FrightFest is an internationally renowned genre film festival that takes place in London each year; but what is the secret of its success? That’s the subject of this documentary from director Chris Collier.
Podcasting is a relatively new medium that has it’s roots in the early 2000’s; with the term ‘podcasting’ believed to be coined around 2004. Thanks to pioneers such as Leo Laporte, Adam Carolla, Kevin Smith & Joe Rogan the medium has seen incredible growth in recent years; with thousands of podcasts worldwide covering every conceivable subject matter in many different languages. In 2013, Apple reported over 1 Billion podcast subscriptions on it’s iTunes Store. In 2015, podcaster & comedian Marc Maron interviewed sitting president Barack Obama in his garage. Awareness of the medium has also increased and has been featured in Movies and TV shows such as The Big Bang Theory. However, podcasting is still regarded as ‘new media’.

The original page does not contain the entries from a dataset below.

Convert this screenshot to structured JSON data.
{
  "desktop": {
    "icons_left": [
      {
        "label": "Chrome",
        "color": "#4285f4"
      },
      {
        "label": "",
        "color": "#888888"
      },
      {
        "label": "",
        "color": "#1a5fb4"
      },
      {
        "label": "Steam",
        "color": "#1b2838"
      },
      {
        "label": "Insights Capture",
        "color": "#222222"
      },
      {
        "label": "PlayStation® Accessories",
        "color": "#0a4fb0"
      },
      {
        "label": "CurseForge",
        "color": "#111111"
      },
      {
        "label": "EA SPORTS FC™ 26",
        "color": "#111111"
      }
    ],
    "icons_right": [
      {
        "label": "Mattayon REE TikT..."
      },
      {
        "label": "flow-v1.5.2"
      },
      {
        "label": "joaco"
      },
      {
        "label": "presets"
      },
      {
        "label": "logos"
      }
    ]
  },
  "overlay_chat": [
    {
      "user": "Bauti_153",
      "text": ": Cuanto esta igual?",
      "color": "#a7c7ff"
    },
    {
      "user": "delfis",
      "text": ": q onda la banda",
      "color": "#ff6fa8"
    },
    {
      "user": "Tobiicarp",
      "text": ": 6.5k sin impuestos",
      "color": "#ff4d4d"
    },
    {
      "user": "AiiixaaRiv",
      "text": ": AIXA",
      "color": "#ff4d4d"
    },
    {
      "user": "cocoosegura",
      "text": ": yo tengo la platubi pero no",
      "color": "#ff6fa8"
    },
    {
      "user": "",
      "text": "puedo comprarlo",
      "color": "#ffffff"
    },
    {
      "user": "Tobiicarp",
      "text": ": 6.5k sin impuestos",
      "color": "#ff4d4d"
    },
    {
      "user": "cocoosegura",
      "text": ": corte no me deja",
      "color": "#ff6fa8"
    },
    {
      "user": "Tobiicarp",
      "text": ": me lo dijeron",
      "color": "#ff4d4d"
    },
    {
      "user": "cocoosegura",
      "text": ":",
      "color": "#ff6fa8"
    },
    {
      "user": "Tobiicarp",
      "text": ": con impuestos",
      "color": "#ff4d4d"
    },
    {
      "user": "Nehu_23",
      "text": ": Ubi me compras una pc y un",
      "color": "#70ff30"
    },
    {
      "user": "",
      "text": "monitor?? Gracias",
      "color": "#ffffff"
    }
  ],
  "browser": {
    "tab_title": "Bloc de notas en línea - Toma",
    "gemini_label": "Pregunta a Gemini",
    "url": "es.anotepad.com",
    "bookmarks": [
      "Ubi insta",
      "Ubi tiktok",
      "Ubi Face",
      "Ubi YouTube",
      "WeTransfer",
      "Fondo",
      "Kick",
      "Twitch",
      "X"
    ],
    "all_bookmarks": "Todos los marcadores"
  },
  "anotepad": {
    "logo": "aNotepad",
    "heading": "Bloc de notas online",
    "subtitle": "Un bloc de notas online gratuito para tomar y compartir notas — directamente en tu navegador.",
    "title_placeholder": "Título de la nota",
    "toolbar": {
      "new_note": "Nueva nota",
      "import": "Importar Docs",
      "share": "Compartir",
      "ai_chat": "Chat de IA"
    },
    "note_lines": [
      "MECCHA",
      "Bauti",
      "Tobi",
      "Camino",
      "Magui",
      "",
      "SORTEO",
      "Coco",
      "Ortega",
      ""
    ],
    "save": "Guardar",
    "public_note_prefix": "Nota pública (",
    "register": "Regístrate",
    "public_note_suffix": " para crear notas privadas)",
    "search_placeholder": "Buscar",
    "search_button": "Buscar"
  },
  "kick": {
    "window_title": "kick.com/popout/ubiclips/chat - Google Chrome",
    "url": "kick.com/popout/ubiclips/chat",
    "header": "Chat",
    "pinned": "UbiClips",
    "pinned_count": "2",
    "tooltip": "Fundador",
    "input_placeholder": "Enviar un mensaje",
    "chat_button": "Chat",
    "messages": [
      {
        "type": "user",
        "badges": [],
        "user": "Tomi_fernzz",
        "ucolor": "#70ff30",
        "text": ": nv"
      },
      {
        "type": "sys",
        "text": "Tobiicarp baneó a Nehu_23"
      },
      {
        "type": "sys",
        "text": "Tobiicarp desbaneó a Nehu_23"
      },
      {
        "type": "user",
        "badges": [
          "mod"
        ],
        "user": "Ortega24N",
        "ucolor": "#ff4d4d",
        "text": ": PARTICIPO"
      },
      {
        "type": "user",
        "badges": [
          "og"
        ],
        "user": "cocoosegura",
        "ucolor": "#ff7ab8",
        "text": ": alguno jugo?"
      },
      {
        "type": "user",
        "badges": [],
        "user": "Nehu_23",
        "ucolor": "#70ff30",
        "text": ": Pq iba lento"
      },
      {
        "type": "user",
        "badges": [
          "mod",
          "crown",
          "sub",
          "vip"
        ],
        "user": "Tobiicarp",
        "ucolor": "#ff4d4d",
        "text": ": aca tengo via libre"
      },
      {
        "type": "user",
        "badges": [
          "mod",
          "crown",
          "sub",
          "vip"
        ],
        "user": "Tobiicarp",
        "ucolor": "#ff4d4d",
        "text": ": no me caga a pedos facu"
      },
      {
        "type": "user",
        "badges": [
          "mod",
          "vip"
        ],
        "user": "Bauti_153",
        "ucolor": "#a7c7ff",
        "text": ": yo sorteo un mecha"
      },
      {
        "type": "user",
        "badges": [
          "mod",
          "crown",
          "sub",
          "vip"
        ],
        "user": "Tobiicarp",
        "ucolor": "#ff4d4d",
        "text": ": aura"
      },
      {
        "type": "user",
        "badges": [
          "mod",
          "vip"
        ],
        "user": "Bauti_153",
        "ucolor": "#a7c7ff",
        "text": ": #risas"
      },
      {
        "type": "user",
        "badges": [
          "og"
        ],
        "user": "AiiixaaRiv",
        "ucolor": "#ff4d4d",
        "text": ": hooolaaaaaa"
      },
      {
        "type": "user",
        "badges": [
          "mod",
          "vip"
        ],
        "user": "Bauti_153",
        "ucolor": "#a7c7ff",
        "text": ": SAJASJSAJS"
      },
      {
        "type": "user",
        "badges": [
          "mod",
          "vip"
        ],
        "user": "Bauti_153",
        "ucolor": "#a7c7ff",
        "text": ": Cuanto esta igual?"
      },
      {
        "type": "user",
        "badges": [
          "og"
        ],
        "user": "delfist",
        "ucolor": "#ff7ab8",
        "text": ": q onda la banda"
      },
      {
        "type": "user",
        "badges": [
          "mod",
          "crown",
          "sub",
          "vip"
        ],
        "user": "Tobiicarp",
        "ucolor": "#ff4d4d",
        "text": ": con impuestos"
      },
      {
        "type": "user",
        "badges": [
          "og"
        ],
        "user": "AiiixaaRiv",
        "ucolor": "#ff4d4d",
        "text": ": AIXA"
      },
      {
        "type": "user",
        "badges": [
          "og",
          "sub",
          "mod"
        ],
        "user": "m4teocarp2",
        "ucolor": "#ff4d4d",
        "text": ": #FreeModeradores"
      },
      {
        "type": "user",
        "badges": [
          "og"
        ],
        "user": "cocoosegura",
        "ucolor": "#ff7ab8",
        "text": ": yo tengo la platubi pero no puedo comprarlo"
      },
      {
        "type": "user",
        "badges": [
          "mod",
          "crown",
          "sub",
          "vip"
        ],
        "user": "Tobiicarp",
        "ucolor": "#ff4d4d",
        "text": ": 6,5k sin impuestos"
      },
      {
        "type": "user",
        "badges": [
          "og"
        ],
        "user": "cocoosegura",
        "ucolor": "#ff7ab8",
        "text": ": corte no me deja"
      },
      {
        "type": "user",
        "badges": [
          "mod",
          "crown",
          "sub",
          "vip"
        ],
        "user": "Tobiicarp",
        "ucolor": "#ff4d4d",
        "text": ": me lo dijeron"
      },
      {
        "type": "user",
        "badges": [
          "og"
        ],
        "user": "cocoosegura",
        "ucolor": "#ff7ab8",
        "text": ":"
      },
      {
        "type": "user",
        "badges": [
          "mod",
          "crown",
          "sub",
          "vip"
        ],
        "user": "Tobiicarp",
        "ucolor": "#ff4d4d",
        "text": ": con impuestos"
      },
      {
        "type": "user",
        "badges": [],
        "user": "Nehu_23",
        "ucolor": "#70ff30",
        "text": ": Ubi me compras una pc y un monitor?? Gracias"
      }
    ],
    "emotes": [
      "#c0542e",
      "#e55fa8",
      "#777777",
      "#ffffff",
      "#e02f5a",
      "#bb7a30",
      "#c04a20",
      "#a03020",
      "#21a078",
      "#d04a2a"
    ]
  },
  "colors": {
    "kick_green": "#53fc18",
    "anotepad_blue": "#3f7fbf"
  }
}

Interview by Jay Kay (Host of Horror Happens radio show).
With the latest incarnation of HORROR CHANNEL’S FRIGHTFEST ready to consume and infect on London August 25th through 29th , the DISCOVERY STAGE will showcase a variety of genre features that continue to rule the film festival circuit! A part of that group of selected films and filmmakers is Kansas City madman Patrick Rea! Known for his short film work around the world including PILLOW FIGHT, A HOWL OF A GOOD TIME, COUNTER PARTS as well as the 2013 thriller NAILBITER; Rea will be presenting his latest feature called ENCLOSURE. This tense and supernatural tale of isolation focuses on a married couple and the choices that they must make as their camping trip falls under siege by a variation of what could be called monsters. We grabbed Rea in between film projects to talk about ENCLOSURE, micro filmmaking, connecting casting and of course playing at FRIGHTFEST!
“I think the ‘container’ horror film really gets my creative juices flowing, because we have to really work hard to keep things interesting for the audience. It’s not easy making a film like this, despite not having many locations. It actually becomes way more challenging to find ways to keep the audience engaged while being in primarily one place.”